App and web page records
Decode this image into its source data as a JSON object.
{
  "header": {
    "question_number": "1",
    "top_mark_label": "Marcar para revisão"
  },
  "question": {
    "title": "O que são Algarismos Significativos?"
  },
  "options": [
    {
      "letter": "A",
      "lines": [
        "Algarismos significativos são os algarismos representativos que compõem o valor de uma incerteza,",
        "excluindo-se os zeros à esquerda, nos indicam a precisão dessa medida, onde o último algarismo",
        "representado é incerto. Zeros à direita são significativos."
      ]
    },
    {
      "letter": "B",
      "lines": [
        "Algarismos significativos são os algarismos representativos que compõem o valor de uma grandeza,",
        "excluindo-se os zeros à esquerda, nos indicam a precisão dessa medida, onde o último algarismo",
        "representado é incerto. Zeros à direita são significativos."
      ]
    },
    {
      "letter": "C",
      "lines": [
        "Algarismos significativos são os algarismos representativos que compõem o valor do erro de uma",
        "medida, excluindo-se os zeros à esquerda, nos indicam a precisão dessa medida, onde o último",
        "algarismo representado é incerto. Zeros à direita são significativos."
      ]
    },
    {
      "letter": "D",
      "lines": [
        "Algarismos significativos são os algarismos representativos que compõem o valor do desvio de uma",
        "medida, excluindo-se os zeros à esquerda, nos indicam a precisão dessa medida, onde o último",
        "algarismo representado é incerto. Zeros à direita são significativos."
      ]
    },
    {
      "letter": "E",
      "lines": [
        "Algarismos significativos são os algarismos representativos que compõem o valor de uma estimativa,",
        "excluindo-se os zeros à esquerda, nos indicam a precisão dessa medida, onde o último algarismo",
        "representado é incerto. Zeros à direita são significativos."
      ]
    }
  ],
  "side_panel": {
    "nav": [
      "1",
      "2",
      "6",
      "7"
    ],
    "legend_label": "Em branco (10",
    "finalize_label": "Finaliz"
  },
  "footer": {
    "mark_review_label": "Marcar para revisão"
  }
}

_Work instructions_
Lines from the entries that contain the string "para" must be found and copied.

_Solution_
    "top_mark_label": "Marcar para revisão"
    "mark_review_label": "Marcar para revisão"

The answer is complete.